  • Contextual Targeting: Back 12 years ago in digital marketing, contextual targeting was all of the rage (the first kind of targeting offered besides run-of-site or sections).  This cookieless solution has always been in our back pockets and recently hasn’t received the credit it should. Based on crawlers on a website, contextual technology can target ads based on relevant content on a page. For example, let’s talk about the shoes again. There is an article talking about the new Jordans, so we place the shoe ad right on that page.  This seems basic, but partners like the Trade Desk are developing more robust contextual targeting to be laser-focused on the targeting criteria we need to match brands to likely consumers. It is our recommendation to bring contextual targeting back into the mix for testing in Q1 and Q2 this year.
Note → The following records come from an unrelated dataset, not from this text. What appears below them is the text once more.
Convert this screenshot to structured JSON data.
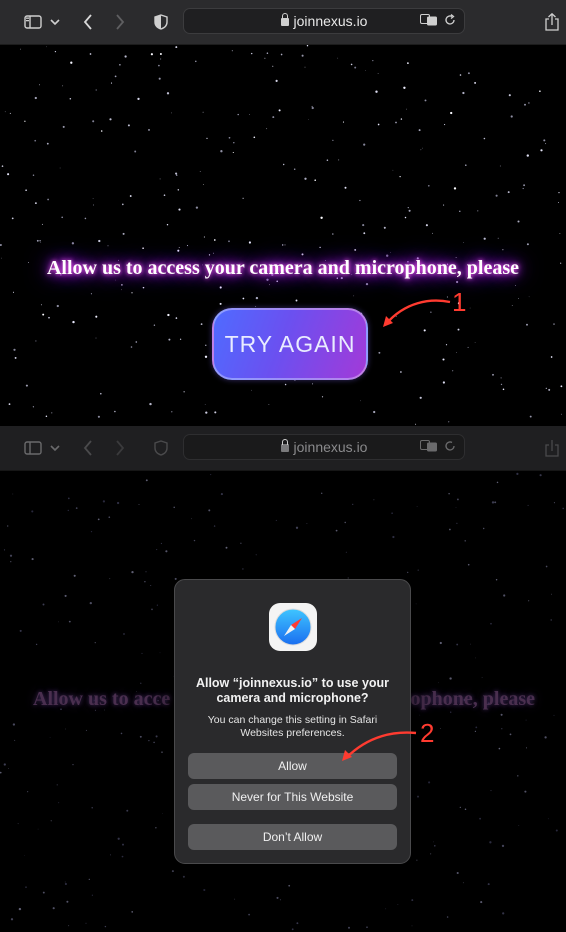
{
  "browser_top": {
    "address": "joinnexus.io"
  },
  "browser_bottom": {
    "address": "joinnexus.io"
  },
  "page_top": {
    "headline": "Allow us to access your camera and microphone, please",
    "try_again_label": "TRY AGAIN",
    "annotation": "1"
  },
  "page_bottom": {
    "headline_left": "Allow us to acce",
    "headline_right": "rophone, please",
    "annotation": "2"
  },
  "dialog": {
    "title": "Allow “joinnexus.io” to use your camera and microphone?",
    "message": "You can change this setting in Safari Websites preferences.",
    "allow_label": "Allow",
    "never_label": "Never for This Website",
    "dont_allow_label": "Don’t Allow"
  },
  "colors": {
    "annotation": "#ff3b30",
    "glow": "#c43bff",
    "button_gradient_start": "#4f6bff",
    "button_gradient_end": "#a23ad8"
  }
}
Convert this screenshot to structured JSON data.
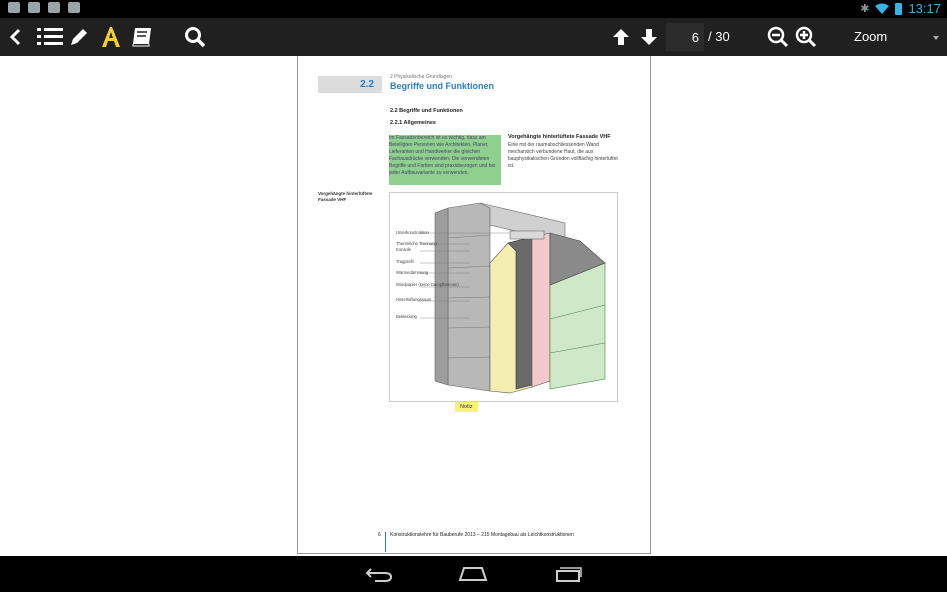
{
  "status_bar": {
    "time": "13:17",
    "icons": [
      "image-icon",
      "gamepad-icon",
      "clipboard-check-icon",
      "download-icon",
      "bluetooth-icon",
      "wifi-icon",
      "battery-icon"
    ]
  },
  "toolbar": {
    "current_page": "6",
    "page_total": "/ 30",
    "zoom_label": "Zoom",
    "accent": "#f5d02a"
  },
  "document": {
    "section_number": "2.2",
    "chapter_label": "2 Physikalische Grundlagen",
    "section_title": "Begriffe und Funktionen",
    "sub1": "2.2 Begriffe und Funktionen",
    "sub2": "2.2.1 Allgemeines",
    "highlight_text": "Im Fassadenbereich ist es wichtig, dass am Beteiligten Personen wie Architekten, Planer, Lieferanten und Handwerker die gleichen Fachausdrücke verwenden. Die verwendeten Begriffe und Farben sind praxisbezogen und bei jeder Aufbauvariante zu verwenden.",
    "vhf_heading": "Vorgehängte hinterlüftete Fassade VHF",
    "vhf_text": "Eine mit der raumabschliessenden Wand mechanisch verbundene Haut, die aus bauphysikalischen Gründen vollflächig hinterlüftet ist.",
    "figure_side_label": "Vorgehängte hinterlüftete Fassade VHF",
    "figure_labels": [
      "Unterkonstruktion",
      "Thermische Trennung",
      "Konsole",
      "Tragprofil",
      "Wärmedämmung",
      "Windpapier (keine Dampfbremse)",
      "Hinterlüftungsraum",
      "Bekleidung"
    ],
    "note_label": "Notiz",
    "footer_page": "6",
    "footer_text": "Konstruktionslehre für Bauberufe 2013 – 215 Montagebau als Leichtkonstruktionen",
    "highlight_color": "#8fd08e",
    "note_color": "#f7f27a"
  }
}
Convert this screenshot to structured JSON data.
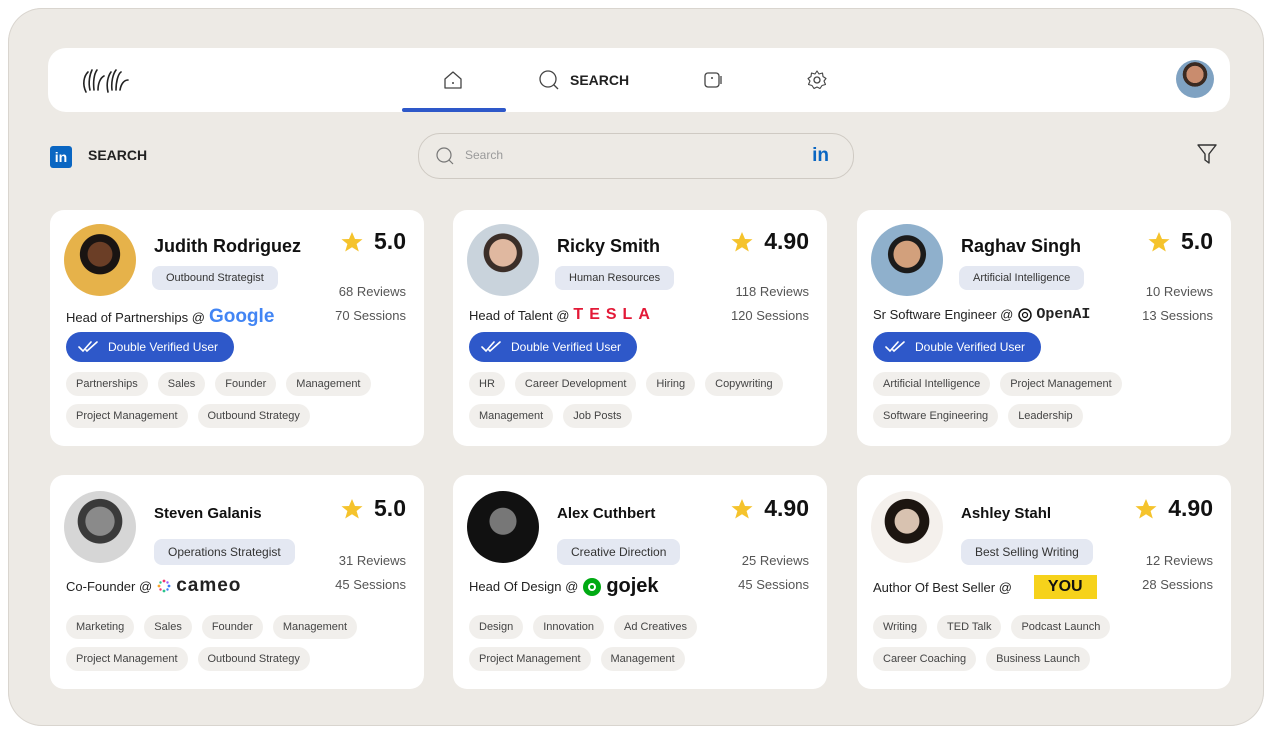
{
  "nav": {
    "search_label": "SEARCH",
    "icons": [
      "hand-wave-logo-icon",
      "home-icon",
      "search-icon",
      "messages-icon",
      "settings-icon"
    ]
  },
  "subheader": {
    "source_label": "SEARCH",
    "search_placeholder": "Search",
    "search_brand": "in"
  },
  "cards": [
    {
      "name": "Judith Rodriguez",
      "role": "Outbound Strategist",
      "rating": "5.0",
      "reviews": "68 Reviews",
      "sessions": "70 Sessions",
      "headline": "Head of Partnerships @",
      "company": "Google",
      "verified": "Double Verified User",
      "tags": [
        "Partnerships",
        "Sales",
        "Founder",
        "Management",
        "Project Management",
        "Outbound Strategy"
      ]
    },
    {
      "name": "Ricky Smith",
      "role": "Human Resources",
      "rating": "4.90",
      "reviews": "118 Reviews",
      "sessions": "120 Sessions",
      "headline": "Head of Talent @",
      "company": "TESLA",
      "verified": "Double Verified User",
      "tags": [
        "HR",
        "Career Development",
        "Hiring",
        "Copywriting",
        "Management",
        "Job Posts"
      ]
    },
    {
      "name": "Raghav Singh",
      "role": "Artificial Intelligence",
      "rating": "5.0",
      "reviews": "10 Reviews",
      "sessions": "13 Sessions",
      "headline": "Sr Software Engineer @",
      "company": "OpenAI",
      "verified": "Double Verified User",
      "tags": [
        "Artificial Intelligence",
        "Project Management",
        "Software Engineering",
        "Leadership"
      ]
    },
    {
      "name": "Steven Galanis",
      "role": "Operations Strategist",
      "rating": "5.0",
      "reviews": "31 Reviews",
      "sessions": "45 Sessions",
      "headline": "Co-Founder @",
      "company": "cameo",
      "tags": [
        "Marketing",
        "Sales",
        "Founder",
        "Management",
        "Project Management",
        "Outbound Strategy"
      ]
    },
    {
      "name": "Alex Cuthbert",
      "role": "Creative Direction",
      "rating": "4.90",
      "reviews": "25 Reviews",
      "sessions": "45 Sessions",
      "headline": "Head Of Design @",
      "company": "gojek",
      "tags": [
        "Design",
        "Innovation",
        "Ad Creatives",
        "Project Management",
        "Management"
      ]
    },
    {
      "name": "Ashley Stahl",
      "role": "Best Selling Writing",
      "rating": "4.90",
      "reviews": "12 Reviews",
      "sessions": "28 Sessions",
      "headline": "Author Of Best Seller @",
      "company": "YOU",
      "tags": [
        "Writing",
        "TED Talk",
        "Podcast Launch",
        "Career Coaching",
        "Business Launch"
      ]
    }
  ],
  "colors": {
    "accent": "#2e58c9",
    "linkedin": "#0a66c2",
    "star": "#f5c32c",
    "background": "#edeae5"
  }
}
  • Location Data: Location data utilizes MAID (mobile advertising IDs) and are already a viable cookieless solution for marketers that we use on a daily basis for clients. For example, if you want to target the family vacationer, we will place geofences on family vacation spots (i.e amusement parks, resorts, and etc.). It is our recommendation to review and update your consumer journey maps to find their affinity brand locations (i.e. Starbucks, Target, and etc.).
  • LiveRamp’s Authenticated Traffic Solution: According to LiveRamp “Authenticated Traffic Solution (ATS) establishes scaled identity without third-party cookies through trusted and transparent first-party authentications consumers have with brands and publishers. ATS enables individuals to participate in a two-way value exchange with brands and publishers. By authenticating themselves, individuals are able to maintain control over the use of their data. In return for individuals’ trust, brands and publishers can create valuable experiences and content. This is the promise of a trusted ecosystem.” This integration is ready to use in February for testing our client’s first-party data in The Trade Desk.  Read more from LiveRamp.
  • The Trade Desk’s Unified 2.0: According to The Trade Desk: “Unified ID 2.0 is a new industry-wide approach to internet identity that preserves the value of relevant advertising while putting user control and privacy at the forefront. The ID is an upgrade and an alternative to third-party cookies.” This approach is very similar to LiveRamp’s ATS solution with two-way value exchange with brands and publishers. However, it is important to note that this solution currently solves the remarketing, behavioral, frequency capping, and attribution with pixels.  Their new ID solution will be ready in the second half of 2021 for testing. Read more from The Trade Desk.

We expect there to be a late-year panic for brands who decide to ride out the year without making consideration plans, including testing new options throughout the year. But for those who take this seriously early, I want to let you know it will be OK. We just have to accept this is our future then innovate into a new, more reliable world.